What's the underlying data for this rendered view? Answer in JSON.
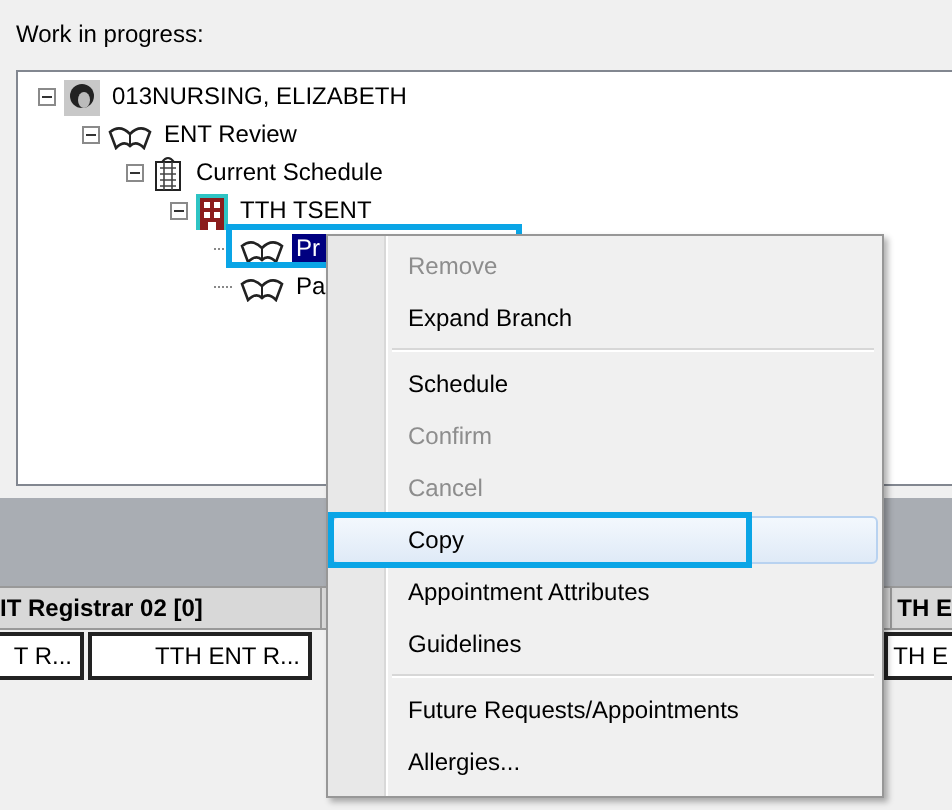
{
  "section_label": "Work in progress:",
  "tree": [
    {
      "label": "013NURSING, ELIZABETH",
      "kind": "person",
      "expanded": true,
      "selected": false,
      "annotated": false,
      "children": [
        {
          "label": "ENT Review",
          "kind": "book",
          "expanded": true,
          "selected": false,
          "annotated": false,
          "children": [
            {
              "label": "Current Schedule",
              "kind": "schedule",
              "expanded": true,
              "selected": false,
              "annotated": false,
              "children": [
                {
                  "label": "TTH TSENT",
                  "kind": "building",
                  "expanded": true,
                  "selected": false,
                  "annotated": false,
                  "children": [
                    {
                      "label": "Pr",
                      "kind": "book",
                      "selected": true,
                      "annotated": true
                    },
                    {
                      "label": "Pa",
                      "kind": "book",
                      "selected": false,
                      "annotated": false
                    }
                  ]
                }
              ]
            }
          ]
        }
      ]
    }
  ],
  "grid": {
    "header": [
      {
        "label": "IT Registrar 02 [0]"
      },
      {
        "label": "TH E"
      }
    ],
    "cells": [
      {
        "label": "T R..."
      },
      {
        "label": "TTH ENT R..."
      },
      {
        "label": "TH E"
      }
    ]
  },
  "context_menu": [
    {
      "kind": "item",
      "label": "Remove",
      "disabled": true,
      "highlighted": false,
      "annotated": false
    },
    {
      "kind": "item",
      "label": "Expand Branch",
      "disabled": false,
      "highlighted": false,
      "annotated": false
    },
    {
      "kind": "separator"
    },
    {
      "kind": "item",
      "label": "Schedule",
      "disabled": false,
      "highlighted": false,
      "annotated": false
    },
    {
      "kind": "item",
      "label": "Confirm",
      "disabled": true,
      "highlighted": false,
      "annotated": false
    },
    {
      "kind": "item",
      "label": "Cancel",
      "disabled": true,
      "highlighted": false,
      "annotated": false
    },
    {
      "kind": "item",
      "label": "Copy",
      "disabled": false,
      "highlighted": true,
      "annotated": true
    },
    {
      "kind": "item",
      "label": "Appointment Attributes",
      "disabled": false,
      "highlighted": false,
      "annotated": false
    },
    {
      "kind": "item",
      "label": "Guidelines",
      "disabled": false,
      "highlighted": false,
      "annotated": false
    },
    {
      "kind": "separator"
    },
    {
      "kind": "item",
      "label": "Future Requests/Appointments",
      "disabled": false,
      "highlighted": false,
      "annotated": false
    },
    {
      "kind": "item",
      "label": "Allergies...",
      "disabled": false,
      "highlighted": false,
      "annotated": false
    }
  ]
}
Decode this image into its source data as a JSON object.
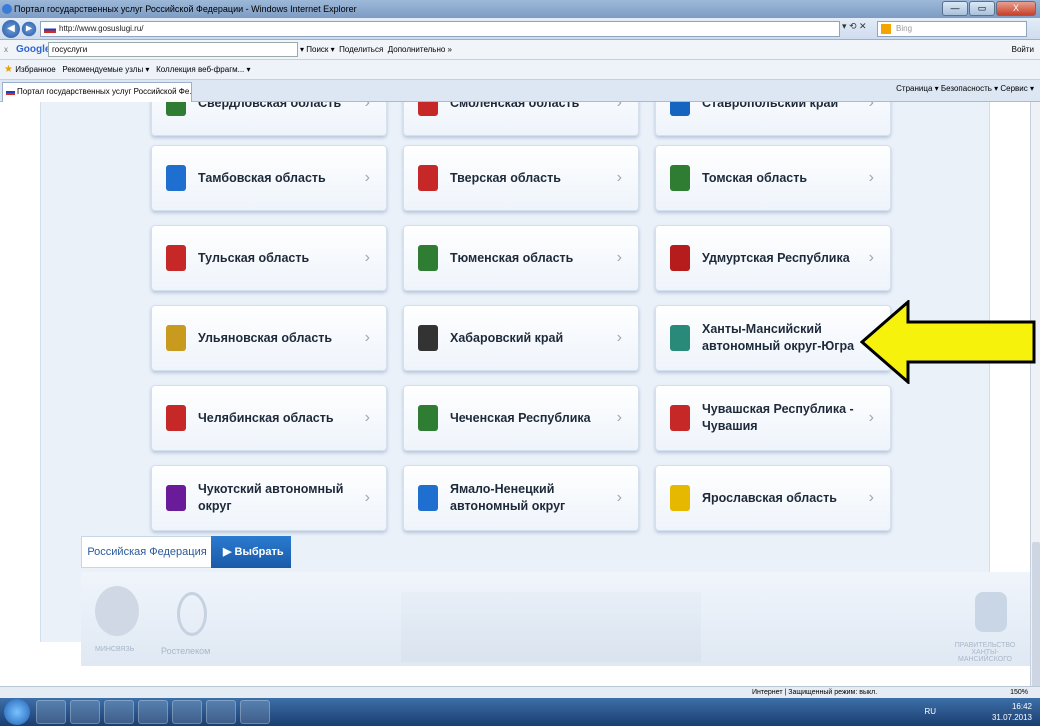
{
  "window": {
    "title": "Портал государственных услуг Российской Федерации - Windows Internet Explorer",
    "controls": [
      "—",
      "▭",
      "X"
    ]
  },
  "address": {
    "url": "http://www.gosuslugi.ru/",
    "search_placeholder": "Bing"
  },
  "google_bar": {
    "close": "x",
    "logo": "Google",
    "query": "госуслуги",
    "search": "Поиск",
    "share": "Поделиться",
    "more": "Дополнительно »",
    "login": "Войти"
  },
  "favorites": {
    "label": "Избранное",
    "items": [
      "Рекомендуемые узлы ▾",
      "Коллекция веб-фрагм... ▾"
    ]
  },
  "tab": {
    "title": "Портал государственных услуг Российской Фе..."
  },
  "commands": {
    "text": "Страница ▾  Безопасность ▾  Сервис ▾"
  },
  "regions": [
    {
      "label": "Свердловская область",
      "color": "#2e7d32"
    },
    {
      "label": "Смоленская область",
      "color": "#c62828"
    },
    {
      "label": "Ставропольский край",
      "color": "#1565c0"
    },
    {
      "label": "Тамбовская область",
      "color": "#1e6fd0"
    },
    {
      "label": "Тверская область",
      "color": "#c62828"
    },
    {
      "label": "Томская область",
      "color": "#2e7d32"
    },
    {
      "label": "Тульская область",
      "color": "#c62828"
    },
    {
      "label": "Тюменская область",
      "color": "#2e7d32"
    },
    {
      "label": "Удмуртская Республика",
      "color": "#b71c1c"
    },
    {
      "label": "Ульяновская область",
      "color": "#c89b1e"
    },
    {
      "label": "Хабаровский край",
      "color": "#333333"
    },
    {
      "label": "Ханты-Мансийский автономный округ-Югра",
      "color": "#2a8a7a"
    },
    {
      "label": "Челябинская область",
      "color": "#c62828"
    },
    {
      "label": "Чеченская Республика",
      "color": "#2e7d32"
    },
    {
      "label": "Чувашская Республика - Чувашия",
      "color": "#c62828"
    },
    {
      "label": "Чукотский автономный округ",
      "color": "#6a1b9a"
    },
    {
      "label": "Ямало-Ненецкий автономный округ",
      "color": "#1e6fd0"
    },
    {
      "label": "Ярославская область",
      "color": "#e6b800"
    }
  ],
  "actions": {
    "federation": "Российская Федерация",
    "choose": "▶ Выбрать"
  },
  "footer": {
    "left_caption": "МИНСВЯЗЬ",
    "center_caption": "Ростелеком",
    "right_caption": "ПРАВИТЕЛЬСТВО ХАНТЫ-МАНСИЙСКОГО"
  },
  "status": {
    "zone": "Интернет | Защищенный режим: выкл.",
    "zoom": "150%"
  },
  "tray": {
    "lang": "RU",
    "time": "16:42",
    "date": "31.07.2013"
  },
  "accent": "#f7f20c"
}
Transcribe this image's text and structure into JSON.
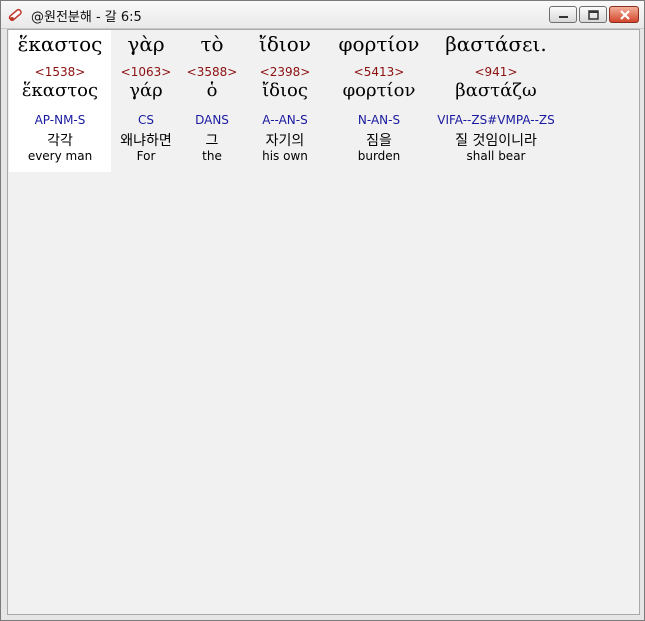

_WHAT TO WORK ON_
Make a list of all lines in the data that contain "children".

_RESPONSE TO THE TASK_
      "children": [
          "children": [
              "children": [
                  "children": [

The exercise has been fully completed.